Readers who follow workers’ compensation issues in Missouri may already know that most awards for cases of work illness and injury are capped at certain amounts. However, state law makes an exception for chronic conditions that develop over time. People claiming this sort of workplace injury may bring their case in civil court, outside the Missouri workers’ comp system. This means that the damages awarded may be significantly larger, possibly closer to the harm the plaintiff actually suffered.
A worker at a Missouri plant has won his lawsuit against his employer over severe lung damage he suffered by being exposed to toxic chemicals. His attorney told the jury that his client’s employer, Copeland Scroll Compressors in Lebanon, knowingly failed to warn the plaintiff about the risk. Instead, he said, his client was a “human guinea pig” for the company. The jury found for the plaintiff and awarded him $28 million in damages.
The chemical in question is used to cool cutting tools at the plant. A ventilator was supposed to keep the vapor away from the plaintiff’s work station, but it failed and caused the chemical to form a cloud around him.
Bacteria and mold in the vapor entered his lungs, eventually causing him to develop hypersensitivity pneumonitis, a chronic lung condition that limits their function. Though the man continued to work at Copeland, he had to transfer to another job.
Most of the award — $23 million — was punitive, or to punish the company for its negligence. The rest was for actual damages.

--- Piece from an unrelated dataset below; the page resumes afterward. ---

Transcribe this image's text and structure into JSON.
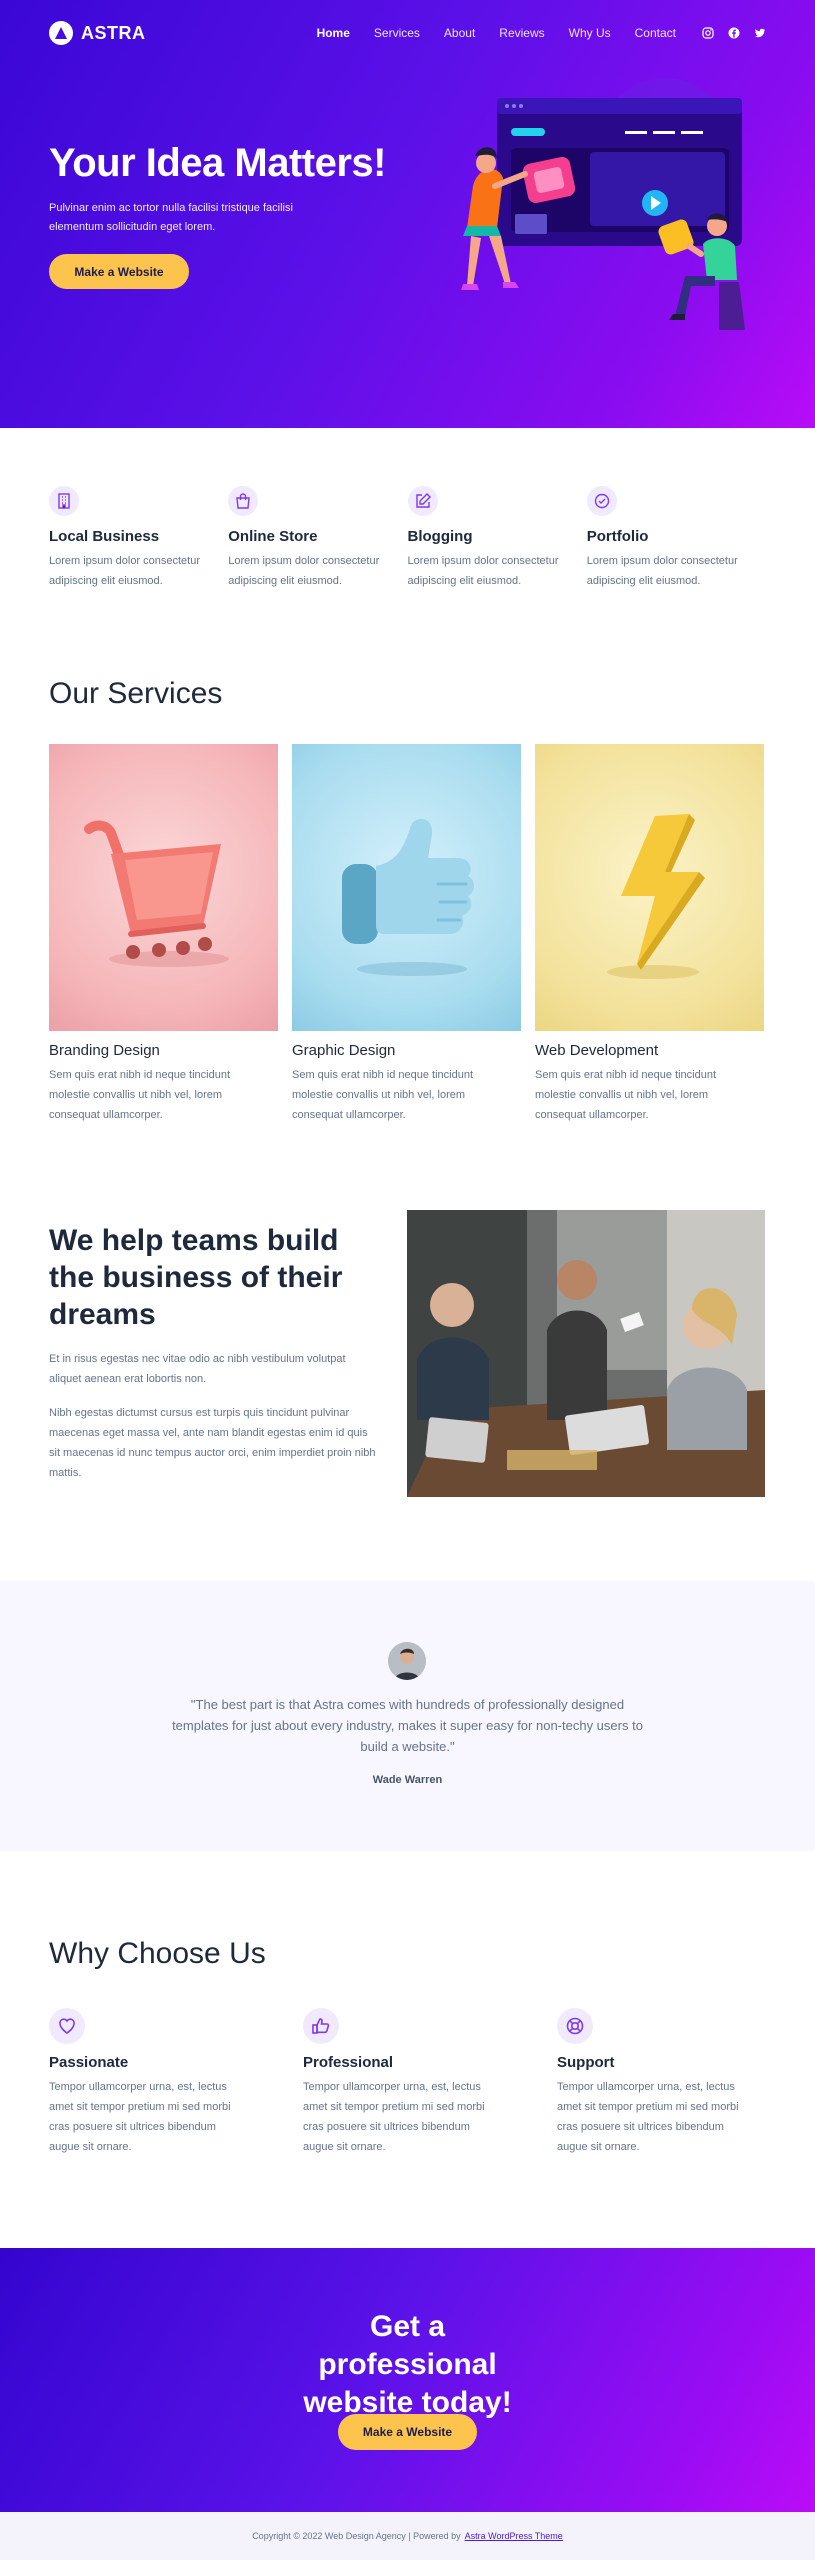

Source: St. Louis Post-Dispatch, “’Guinea pig’ worker wins $28 million from Emerson unit,” Jim Gallagher, Nov. 24, 2013